* **What is needed**
Please find all lines containing "left" in the listing below and copy them.

**********

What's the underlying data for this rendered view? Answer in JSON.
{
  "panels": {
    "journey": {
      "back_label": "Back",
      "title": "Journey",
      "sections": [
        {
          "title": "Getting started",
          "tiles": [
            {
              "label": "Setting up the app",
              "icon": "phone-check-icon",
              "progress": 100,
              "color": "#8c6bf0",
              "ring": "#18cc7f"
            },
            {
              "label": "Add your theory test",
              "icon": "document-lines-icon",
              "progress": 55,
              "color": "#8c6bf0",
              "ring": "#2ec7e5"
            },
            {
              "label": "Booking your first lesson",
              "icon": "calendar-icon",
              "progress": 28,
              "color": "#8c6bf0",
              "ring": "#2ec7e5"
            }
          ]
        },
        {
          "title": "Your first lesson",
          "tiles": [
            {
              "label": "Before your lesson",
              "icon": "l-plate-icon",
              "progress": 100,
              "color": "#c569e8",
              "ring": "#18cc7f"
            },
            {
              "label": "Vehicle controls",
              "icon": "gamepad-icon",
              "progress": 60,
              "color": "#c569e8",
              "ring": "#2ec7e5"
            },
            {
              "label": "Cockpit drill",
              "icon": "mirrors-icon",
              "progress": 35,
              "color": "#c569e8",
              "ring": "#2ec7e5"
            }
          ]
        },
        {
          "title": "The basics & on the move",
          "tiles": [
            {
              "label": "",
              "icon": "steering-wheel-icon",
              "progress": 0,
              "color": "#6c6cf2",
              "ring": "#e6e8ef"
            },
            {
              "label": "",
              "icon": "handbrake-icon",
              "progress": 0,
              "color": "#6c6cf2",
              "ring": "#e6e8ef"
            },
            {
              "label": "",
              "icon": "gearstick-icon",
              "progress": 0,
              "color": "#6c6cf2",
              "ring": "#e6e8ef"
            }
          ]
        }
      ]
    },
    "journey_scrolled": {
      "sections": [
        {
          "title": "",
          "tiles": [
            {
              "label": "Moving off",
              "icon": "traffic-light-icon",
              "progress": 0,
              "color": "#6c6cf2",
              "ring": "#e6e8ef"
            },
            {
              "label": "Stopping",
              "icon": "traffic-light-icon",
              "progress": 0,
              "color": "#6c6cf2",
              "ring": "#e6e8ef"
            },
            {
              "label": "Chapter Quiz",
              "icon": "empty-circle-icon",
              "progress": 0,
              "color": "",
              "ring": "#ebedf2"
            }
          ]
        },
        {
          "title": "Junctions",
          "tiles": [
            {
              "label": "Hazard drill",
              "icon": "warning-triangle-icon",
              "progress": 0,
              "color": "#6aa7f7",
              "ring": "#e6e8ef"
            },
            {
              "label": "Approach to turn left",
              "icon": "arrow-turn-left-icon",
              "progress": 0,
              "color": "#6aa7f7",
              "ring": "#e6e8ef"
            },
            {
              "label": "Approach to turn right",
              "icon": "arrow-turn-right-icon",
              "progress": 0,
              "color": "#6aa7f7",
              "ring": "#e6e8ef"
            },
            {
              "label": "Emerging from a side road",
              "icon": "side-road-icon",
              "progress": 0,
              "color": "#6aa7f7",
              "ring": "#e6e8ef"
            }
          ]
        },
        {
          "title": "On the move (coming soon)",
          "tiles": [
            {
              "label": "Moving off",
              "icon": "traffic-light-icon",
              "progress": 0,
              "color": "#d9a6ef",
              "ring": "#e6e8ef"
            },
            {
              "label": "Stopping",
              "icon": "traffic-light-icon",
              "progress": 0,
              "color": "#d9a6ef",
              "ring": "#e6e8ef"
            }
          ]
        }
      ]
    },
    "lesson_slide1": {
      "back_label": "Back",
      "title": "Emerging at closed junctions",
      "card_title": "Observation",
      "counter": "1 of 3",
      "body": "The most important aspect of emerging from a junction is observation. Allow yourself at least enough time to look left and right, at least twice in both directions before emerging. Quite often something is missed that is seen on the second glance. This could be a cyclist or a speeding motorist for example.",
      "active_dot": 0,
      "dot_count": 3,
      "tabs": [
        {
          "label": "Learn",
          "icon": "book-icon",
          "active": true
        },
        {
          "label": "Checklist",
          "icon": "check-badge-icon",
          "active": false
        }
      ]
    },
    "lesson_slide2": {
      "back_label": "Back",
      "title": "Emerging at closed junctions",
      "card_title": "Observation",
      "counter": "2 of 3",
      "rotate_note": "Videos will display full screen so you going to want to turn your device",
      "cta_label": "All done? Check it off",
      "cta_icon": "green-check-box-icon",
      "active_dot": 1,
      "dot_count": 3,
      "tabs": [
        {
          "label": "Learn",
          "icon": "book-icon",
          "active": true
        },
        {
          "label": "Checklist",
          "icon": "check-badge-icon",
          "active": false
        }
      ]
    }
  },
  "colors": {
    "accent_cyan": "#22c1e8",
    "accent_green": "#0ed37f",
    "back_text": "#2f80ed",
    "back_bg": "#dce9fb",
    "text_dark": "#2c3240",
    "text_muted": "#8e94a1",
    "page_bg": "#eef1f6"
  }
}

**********

* **Reply**
              "label": "Approach to turn left",
              "icon": "arrow-turn-left-icon",
      "body": "The most important aspect of emerging from a junction is observation. Allow yourself at least enough time to look left and right, at least twice in both directions before emerging. Quite often something is missed that is seen on the second glance. This could be a cyclist or a speeding motorist for example.",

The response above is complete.